DIRECTIONS.
In the listing below, find every line with the string "data" and pull it out.

------------------------------------------------------------------------

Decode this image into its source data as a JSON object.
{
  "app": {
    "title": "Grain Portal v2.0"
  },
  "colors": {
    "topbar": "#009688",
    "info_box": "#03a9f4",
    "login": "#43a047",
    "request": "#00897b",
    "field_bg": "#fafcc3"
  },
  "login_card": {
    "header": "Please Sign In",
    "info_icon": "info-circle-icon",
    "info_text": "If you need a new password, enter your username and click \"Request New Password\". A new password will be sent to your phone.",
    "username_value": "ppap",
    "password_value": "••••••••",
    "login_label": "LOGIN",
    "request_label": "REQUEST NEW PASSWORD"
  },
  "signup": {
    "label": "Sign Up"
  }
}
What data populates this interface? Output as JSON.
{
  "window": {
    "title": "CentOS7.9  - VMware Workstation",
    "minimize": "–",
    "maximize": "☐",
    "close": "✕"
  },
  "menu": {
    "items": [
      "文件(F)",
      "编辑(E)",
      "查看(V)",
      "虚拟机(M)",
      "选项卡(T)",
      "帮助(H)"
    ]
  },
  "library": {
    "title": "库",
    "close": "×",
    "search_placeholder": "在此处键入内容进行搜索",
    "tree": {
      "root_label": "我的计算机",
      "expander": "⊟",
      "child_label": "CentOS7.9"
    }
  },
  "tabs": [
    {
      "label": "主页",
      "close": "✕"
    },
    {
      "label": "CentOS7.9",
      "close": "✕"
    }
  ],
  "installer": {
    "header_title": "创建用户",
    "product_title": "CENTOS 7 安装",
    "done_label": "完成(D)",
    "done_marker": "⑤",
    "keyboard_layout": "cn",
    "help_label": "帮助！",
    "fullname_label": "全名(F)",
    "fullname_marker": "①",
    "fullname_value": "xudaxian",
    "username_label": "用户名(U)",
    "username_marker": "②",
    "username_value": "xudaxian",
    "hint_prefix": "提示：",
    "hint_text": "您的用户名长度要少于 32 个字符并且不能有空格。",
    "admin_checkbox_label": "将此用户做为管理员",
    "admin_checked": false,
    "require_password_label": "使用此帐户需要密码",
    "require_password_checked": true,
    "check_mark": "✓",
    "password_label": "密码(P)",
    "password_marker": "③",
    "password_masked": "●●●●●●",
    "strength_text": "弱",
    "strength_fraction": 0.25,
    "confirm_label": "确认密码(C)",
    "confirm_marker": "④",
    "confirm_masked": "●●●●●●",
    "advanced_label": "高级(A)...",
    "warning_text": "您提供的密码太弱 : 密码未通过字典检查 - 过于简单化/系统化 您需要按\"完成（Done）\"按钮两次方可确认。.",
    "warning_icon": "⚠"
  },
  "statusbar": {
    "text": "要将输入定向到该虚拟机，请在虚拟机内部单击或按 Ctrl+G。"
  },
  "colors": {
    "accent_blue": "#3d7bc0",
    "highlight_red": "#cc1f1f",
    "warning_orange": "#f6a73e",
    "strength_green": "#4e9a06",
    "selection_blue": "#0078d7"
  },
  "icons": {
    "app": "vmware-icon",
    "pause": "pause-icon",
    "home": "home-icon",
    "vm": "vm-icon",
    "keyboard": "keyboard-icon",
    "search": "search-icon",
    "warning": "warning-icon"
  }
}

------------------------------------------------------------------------

TASK RESULT.
Decode this image into its source data as a JSON object.
What data populates this interface? Output as JSON.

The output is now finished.